Interface dataset entries:
[Start of section]
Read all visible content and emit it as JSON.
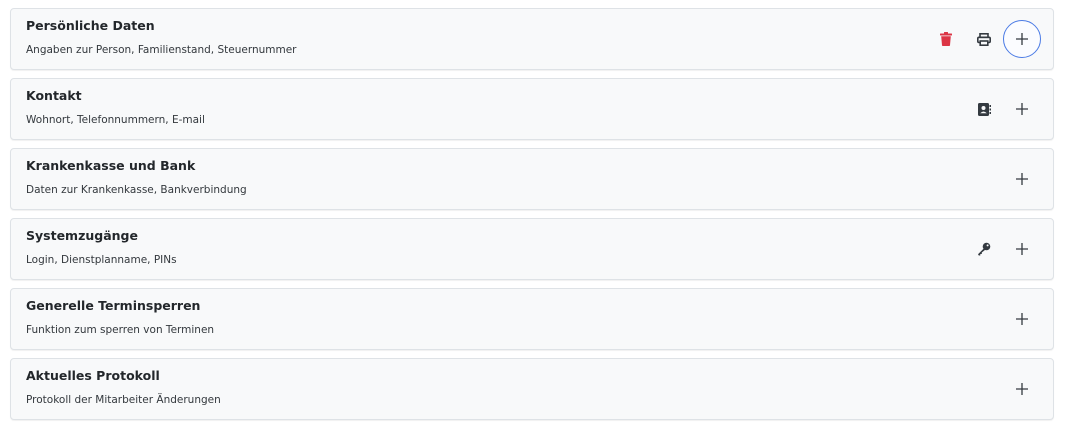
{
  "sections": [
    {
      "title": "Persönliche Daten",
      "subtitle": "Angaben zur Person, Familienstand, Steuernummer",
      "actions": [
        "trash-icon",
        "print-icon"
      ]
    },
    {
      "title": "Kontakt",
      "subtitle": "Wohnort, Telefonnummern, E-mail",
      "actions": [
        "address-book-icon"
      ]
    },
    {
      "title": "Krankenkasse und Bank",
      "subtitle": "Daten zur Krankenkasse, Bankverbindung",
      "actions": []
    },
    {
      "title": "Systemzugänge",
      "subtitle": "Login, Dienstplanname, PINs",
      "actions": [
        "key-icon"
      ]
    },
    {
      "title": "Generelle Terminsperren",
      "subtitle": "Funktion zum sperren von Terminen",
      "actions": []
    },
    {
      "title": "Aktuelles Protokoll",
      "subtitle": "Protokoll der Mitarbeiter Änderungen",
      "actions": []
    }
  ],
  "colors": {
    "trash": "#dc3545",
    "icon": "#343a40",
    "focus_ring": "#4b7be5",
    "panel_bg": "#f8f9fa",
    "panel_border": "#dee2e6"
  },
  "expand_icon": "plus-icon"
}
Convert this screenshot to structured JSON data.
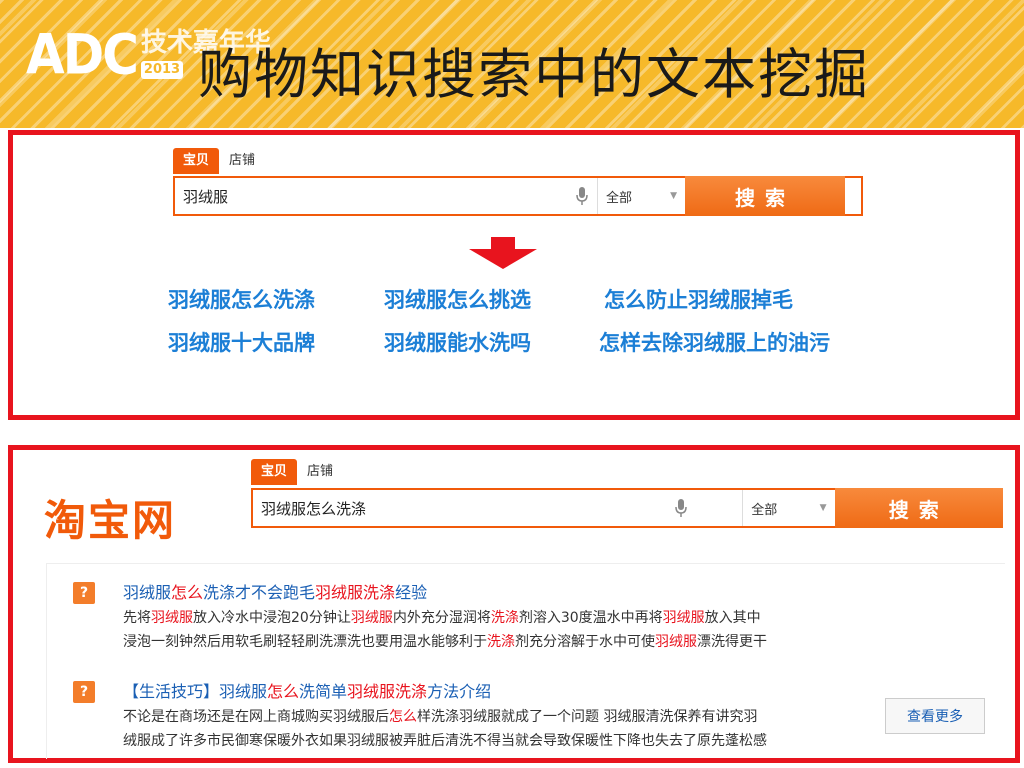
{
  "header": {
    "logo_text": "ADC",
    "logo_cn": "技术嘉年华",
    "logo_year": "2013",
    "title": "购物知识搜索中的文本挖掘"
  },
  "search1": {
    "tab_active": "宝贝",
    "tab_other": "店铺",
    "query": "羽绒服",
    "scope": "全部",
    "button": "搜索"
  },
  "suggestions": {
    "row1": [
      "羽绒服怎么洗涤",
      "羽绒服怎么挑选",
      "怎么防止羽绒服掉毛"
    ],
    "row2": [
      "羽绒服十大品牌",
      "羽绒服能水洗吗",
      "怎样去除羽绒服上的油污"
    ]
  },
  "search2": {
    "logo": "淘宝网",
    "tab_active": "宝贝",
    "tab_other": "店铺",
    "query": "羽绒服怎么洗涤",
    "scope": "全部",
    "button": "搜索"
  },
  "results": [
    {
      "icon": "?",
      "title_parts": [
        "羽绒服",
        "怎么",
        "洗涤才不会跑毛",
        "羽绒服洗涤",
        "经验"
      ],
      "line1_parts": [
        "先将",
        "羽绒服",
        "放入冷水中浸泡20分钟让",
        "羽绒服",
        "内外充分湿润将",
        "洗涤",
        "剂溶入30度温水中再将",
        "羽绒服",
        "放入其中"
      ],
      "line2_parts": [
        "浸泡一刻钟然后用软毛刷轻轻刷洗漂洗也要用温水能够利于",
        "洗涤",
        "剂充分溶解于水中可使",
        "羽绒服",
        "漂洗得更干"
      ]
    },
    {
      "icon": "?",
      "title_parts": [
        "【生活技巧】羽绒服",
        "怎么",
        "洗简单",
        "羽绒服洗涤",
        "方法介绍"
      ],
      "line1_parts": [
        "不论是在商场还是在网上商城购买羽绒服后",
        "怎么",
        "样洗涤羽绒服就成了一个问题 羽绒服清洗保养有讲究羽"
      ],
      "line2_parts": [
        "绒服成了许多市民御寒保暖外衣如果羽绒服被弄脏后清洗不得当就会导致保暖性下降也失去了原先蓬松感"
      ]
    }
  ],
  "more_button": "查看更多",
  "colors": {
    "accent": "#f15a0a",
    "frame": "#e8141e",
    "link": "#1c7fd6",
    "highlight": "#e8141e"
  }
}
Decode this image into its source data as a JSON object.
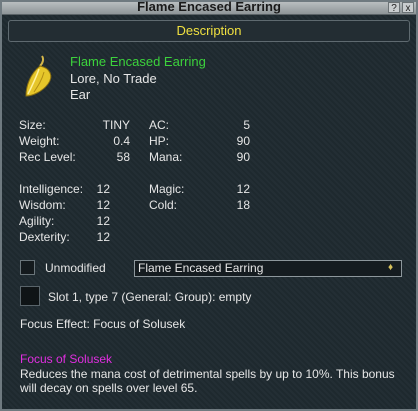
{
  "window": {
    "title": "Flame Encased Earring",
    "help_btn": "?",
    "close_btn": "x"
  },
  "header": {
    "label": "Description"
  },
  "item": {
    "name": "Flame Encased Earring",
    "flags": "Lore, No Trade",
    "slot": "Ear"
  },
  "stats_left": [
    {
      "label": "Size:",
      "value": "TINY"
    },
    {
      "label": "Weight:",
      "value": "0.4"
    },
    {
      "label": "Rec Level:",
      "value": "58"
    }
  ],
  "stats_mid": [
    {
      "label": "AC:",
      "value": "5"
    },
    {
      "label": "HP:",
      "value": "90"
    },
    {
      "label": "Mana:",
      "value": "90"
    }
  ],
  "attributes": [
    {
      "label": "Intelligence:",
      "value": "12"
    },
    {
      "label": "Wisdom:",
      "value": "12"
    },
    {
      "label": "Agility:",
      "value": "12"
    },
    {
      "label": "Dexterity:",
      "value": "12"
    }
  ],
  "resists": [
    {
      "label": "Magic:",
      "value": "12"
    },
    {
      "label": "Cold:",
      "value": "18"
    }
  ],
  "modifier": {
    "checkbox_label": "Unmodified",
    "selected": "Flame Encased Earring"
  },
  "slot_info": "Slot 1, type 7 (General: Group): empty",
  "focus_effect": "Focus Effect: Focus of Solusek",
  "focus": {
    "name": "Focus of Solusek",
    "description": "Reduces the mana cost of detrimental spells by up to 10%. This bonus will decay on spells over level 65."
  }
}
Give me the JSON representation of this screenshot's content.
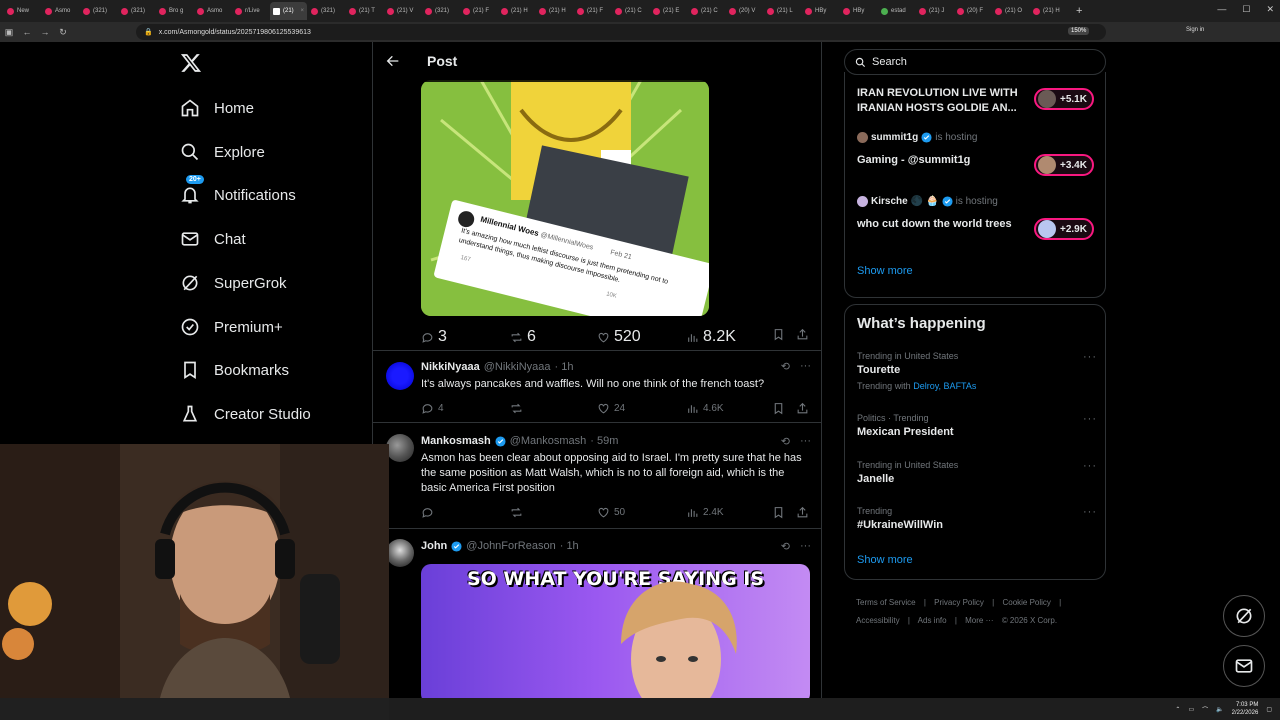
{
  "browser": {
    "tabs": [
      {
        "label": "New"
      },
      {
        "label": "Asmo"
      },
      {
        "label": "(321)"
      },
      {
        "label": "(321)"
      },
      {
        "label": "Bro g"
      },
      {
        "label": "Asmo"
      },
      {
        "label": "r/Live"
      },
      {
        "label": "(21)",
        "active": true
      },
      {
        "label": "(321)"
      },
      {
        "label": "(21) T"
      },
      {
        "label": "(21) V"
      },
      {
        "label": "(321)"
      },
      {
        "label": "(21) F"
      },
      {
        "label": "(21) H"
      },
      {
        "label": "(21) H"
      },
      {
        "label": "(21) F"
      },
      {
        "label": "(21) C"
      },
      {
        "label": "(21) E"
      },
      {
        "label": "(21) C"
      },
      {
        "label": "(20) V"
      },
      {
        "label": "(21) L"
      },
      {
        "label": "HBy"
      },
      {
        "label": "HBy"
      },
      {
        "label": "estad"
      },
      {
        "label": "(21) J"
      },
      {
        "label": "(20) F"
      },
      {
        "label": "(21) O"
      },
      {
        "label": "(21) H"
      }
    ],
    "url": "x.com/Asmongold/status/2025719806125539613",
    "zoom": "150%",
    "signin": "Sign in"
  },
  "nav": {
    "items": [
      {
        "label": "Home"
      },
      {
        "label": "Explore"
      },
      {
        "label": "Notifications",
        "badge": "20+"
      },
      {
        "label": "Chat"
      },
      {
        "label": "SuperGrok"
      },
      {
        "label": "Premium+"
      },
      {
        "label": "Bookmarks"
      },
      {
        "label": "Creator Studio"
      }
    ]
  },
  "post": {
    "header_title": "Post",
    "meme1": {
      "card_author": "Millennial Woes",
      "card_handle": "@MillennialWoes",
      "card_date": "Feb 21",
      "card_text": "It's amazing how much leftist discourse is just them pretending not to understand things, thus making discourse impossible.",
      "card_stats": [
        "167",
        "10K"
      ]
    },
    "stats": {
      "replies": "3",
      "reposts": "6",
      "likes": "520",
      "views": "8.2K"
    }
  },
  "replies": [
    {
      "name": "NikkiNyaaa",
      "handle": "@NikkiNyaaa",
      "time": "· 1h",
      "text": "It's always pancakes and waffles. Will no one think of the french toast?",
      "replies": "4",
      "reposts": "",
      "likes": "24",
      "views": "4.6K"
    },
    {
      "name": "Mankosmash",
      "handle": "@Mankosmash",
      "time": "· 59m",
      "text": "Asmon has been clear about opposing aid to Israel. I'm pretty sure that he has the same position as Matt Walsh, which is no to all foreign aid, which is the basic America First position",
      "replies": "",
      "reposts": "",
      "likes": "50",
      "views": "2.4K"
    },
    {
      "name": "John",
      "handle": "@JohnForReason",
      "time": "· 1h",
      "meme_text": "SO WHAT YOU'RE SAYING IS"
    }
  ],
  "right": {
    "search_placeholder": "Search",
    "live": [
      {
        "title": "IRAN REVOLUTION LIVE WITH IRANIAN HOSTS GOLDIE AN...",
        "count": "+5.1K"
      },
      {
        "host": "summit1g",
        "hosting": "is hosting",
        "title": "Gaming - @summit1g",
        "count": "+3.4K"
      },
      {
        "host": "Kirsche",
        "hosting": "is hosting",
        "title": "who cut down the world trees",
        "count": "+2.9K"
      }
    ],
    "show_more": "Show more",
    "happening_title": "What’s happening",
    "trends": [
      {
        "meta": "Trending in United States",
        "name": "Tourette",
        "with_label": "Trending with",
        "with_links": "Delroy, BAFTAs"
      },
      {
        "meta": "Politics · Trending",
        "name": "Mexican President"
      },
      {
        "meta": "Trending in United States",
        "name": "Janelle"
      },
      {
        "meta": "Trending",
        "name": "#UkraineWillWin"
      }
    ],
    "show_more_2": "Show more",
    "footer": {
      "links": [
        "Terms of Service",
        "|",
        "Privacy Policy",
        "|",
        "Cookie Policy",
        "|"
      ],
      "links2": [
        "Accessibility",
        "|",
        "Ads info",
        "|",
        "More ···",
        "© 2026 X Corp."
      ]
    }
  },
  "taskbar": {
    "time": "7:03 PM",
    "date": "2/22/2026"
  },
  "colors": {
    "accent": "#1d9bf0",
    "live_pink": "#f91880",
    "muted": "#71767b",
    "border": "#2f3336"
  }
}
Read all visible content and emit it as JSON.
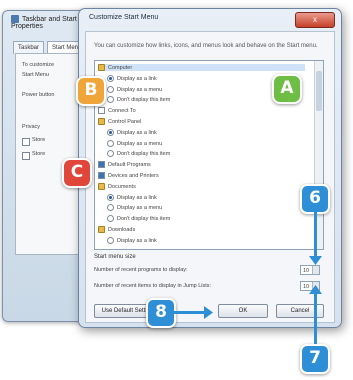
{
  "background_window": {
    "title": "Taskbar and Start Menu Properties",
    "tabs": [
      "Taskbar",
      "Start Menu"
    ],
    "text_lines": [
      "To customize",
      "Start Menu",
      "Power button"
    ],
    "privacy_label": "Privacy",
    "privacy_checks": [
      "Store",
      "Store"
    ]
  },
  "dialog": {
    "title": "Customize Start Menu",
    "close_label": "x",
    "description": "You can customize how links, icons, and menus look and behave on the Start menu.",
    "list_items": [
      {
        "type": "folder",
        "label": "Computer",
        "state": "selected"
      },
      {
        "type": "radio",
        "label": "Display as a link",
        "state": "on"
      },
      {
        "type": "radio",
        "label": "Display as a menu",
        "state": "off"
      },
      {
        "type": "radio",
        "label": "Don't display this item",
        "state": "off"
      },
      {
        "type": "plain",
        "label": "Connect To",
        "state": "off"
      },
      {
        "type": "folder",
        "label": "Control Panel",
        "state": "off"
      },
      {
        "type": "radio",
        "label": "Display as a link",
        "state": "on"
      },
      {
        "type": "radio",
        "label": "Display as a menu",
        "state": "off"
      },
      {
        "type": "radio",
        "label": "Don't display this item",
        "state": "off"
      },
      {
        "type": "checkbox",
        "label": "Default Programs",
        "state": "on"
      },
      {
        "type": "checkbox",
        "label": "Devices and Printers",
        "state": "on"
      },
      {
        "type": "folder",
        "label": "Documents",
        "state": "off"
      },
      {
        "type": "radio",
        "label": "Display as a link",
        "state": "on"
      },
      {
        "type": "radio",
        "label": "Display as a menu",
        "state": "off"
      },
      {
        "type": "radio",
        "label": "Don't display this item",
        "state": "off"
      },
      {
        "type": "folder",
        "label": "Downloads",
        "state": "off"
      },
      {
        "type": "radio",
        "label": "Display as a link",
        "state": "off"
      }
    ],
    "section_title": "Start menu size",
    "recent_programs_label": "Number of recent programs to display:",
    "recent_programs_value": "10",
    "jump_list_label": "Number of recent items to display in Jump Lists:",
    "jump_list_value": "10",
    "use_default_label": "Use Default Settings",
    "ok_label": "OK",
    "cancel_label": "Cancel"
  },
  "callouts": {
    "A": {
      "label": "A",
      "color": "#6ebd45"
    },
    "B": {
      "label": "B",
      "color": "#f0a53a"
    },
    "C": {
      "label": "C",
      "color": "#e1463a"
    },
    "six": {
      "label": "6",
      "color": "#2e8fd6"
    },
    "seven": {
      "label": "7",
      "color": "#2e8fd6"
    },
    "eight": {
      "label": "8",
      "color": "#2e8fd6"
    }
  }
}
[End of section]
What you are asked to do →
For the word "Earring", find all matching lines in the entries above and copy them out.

Task answer →
    "title": "Flame Encased Earring",
    "name": "Flame Encased Earring",
    "selected": "Flame Encased Earring"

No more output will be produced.